[Dataset rows for apps and sites]
◇ ◇ ◇ ◇

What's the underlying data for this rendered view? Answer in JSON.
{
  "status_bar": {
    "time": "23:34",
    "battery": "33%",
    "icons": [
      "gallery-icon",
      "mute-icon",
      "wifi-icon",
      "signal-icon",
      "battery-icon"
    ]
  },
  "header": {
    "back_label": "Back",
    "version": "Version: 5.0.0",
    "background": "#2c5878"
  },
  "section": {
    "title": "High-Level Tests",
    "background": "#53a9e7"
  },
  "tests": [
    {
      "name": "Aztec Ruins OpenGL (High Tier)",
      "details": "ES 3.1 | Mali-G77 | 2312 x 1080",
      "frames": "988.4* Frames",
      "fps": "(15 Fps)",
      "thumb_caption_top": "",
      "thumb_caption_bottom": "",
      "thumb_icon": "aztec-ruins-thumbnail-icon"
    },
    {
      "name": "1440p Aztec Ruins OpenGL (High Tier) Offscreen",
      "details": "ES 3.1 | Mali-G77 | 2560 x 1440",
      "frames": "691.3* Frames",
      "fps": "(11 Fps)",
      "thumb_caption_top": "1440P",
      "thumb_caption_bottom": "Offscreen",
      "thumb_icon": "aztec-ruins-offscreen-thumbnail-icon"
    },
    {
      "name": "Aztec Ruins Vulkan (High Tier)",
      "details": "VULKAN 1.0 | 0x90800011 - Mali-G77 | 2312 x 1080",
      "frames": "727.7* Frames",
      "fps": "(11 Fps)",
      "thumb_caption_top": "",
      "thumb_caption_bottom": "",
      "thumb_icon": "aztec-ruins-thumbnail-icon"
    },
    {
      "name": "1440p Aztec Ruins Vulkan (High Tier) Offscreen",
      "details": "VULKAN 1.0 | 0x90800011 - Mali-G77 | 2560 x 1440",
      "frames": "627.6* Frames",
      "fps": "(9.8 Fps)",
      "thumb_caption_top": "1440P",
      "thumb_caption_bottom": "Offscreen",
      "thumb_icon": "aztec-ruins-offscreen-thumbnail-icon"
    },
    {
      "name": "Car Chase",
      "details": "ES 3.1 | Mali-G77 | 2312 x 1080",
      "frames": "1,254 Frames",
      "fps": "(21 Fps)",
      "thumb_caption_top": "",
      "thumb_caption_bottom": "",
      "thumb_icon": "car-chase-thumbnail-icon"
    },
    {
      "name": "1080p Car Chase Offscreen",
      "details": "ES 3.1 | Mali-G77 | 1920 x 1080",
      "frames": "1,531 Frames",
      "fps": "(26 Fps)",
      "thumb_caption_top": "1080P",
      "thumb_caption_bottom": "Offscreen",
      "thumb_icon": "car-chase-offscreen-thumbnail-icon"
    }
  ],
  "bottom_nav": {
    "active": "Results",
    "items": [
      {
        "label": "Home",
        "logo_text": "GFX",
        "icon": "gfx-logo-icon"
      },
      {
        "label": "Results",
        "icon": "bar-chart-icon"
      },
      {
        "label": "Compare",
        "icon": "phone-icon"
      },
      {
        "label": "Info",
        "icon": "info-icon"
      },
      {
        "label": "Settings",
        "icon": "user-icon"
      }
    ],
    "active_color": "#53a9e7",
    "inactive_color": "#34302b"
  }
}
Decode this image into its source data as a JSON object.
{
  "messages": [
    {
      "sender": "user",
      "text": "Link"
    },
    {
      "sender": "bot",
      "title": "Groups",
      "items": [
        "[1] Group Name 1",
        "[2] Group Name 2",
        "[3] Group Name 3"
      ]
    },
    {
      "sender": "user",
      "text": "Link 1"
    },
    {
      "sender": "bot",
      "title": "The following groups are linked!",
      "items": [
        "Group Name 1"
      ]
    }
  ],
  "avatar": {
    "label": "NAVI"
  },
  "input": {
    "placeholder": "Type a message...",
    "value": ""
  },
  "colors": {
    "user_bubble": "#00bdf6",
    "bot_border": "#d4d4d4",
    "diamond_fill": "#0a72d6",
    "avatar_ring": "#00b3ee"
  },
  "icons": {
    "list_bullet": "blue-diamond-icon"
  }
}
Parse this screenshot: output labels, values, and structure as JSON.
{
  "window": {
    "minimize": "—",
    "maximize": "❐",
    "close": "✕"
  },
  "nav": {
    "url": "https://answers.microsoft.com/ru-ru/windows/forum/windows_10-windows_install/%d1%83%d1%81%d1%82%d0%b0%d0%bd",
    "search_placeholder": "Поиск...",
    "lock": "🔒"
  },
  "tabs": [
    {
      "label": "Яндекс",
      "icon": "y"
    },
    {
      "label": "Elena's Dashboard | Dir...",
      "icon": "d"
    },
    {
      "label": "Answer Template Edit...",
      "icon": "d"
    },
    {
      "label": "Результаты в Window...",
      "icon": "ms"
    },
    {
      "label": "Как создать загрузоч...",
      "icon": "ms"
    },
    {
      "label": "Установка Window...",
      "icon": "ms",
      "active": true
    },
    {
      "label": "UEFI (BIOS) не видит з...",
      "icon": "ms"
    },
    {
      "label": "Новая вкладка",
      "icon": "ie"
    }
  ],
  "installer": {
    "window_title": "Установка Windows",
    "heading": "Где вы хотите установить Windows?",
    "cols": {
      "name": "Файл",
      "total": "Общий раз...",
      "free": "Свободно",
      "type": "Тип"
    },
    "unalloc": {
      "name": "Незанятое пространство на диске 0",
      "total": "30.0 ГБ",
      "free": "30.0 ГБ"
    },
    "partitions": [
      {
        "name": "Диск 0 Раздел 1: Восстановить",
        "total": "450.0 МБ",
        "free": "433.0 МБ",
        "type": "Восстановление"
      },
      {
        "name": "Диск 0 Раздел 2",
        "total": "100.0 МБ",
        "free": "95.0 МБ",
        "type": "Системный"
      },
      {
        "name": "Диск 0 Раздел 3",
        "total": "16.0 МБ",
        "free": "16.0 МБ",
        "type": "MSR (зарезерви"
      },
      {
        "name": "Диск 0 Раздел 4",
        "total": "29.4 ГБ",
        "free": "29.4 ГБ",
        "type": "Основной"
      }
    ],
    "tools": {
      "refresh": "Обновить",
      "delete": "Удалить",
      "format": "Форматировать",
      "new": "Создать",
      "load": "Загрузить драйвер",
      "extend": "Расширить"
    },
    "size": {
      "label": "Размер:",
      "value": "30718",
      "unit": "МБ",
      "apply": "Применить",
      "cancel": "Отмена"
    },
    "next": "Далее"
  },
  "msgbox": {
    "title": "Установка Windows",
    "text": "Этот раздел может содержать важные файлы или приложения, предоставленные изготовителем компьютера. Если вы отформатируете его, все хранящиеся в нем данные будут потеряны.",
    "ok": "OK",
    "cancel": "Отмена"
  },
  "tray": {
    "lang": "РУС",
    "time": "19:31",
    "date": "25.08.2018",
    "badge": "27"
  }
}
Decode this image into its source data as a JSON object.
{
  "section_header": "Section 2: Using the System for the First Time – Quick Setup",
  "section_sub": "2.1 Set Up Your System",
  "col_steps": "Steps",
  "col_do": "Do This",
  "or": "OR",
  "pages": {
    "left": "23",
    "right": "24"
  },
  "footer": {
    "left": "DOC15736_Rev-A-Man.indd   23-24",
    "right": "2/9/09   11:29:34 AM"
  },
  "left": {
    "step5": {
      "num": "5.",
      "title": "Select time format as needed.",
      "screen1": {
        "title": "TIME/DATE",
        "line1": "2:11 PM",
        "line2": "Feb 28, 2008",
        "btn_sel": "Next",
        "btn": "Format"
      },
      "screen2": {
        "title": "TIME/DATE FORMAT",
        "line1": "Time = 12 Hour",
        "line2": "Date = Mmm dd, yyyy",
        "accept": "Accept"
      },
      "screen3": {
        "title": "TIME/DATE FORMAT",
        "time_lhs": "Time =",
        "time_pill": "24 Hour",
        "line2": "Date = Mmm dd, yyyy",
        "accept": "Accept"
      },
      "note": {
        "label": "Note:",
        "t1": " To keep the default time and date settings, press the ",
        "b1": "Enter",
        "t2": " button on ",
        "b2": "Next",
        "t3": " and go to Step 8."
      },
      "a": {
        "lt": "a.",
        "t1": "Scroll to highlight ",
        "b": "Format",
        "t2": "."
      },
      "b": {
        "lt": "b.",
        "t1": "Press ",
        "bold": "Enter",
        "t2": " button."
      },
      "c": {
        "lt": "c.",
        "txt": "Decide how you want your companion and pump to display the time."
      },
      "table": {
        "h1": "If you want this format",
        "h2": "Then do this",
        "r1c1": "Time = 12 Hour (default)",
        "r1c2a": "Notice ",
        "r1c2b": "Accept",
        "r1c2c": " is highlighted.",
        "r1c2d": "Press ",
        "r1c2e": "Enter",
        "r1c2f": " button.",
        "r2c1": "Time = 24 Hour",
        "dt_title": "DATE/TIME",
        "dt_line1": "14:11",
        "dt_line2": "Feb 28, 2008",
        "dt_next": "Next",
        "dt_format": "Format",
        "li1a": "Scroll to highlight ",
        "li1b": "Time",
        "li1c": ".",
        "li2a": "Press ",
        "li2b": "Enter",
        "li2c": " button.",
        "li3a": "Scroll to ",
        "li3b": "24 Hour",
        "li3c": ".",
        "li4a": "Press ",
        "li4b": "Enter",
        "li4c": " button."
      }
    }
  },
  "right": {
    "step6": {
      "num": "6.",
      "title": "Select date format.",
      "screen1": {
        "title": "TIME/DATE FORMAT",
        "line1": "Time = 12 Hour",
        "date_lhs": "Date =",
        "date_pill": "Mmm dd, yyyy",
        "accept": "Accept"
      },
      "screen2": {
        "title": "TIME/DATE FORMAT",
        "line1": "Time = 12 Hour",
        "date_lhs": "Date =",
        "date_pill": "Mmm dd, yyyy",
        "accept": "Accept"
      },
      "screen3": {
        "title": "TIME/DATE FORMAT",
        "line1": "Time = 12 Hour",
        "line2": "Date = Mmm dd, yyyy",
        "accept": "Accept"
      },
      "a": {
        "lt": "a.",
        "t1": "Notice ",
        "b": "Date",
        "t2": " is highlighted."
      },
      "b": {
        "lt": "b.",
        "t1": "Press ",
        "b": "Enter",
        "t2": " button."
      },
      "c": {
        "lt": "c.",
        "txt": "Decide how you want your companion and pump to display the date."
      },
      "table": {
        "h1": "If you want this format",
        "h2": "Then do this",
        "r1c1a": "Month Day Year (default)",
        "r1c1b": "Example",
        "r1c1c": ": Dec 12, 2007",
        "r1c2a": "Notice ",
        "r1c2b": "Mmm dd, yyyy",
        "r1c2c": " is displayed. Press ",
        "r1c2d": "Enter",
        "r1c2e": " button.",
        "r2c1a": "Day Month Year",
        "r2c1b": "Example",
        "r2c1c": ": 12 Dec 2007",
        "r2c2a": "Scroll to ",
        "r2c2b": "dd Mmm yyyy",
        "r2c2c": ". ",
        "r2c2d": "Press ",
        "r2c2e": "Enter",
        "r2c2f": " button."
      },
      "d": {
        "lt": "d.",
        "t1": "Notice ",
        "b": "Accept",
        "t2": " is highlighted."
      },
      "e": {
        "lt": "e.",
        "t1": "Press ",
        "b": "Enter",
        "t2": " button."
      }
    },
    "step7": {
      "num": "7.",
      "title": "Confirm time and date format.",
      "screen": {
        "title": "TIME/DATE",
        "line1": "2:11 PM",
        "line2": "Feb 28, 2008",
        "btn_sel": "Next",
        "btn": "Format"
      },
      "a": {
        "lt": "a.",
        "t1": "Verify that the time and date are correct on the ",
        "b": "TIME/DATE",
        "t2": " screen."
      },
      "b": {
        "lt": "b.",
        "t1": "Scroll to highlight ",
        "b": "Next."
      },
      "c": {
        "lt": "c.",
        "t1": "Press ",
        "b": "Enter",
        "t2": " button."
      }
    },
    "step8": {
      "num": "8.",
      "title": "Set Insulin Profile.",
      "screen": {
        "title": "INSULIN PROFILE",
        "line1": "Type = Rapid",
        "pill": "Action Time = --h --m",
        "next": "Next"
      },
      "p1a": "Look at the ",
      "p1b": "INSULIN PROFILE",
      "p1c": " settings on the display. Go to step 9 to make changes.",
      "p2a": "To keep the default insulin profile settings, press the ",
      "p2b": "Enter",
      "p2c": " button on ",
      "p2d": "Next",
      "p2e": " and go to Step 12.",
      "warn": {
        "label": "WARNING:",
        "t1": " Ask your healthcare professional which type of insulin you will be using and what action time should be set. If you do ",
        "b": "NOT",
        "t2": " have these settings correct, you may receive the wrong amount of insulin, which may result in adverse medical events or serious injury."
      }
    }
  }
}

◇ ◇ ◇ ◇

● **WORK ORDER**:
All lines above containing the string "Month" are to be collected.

● **OUTPUT FOR THIS TASK**:
        "r1c1a": "Month Day Year (default)",
        "r2c1a": "Day Month Year",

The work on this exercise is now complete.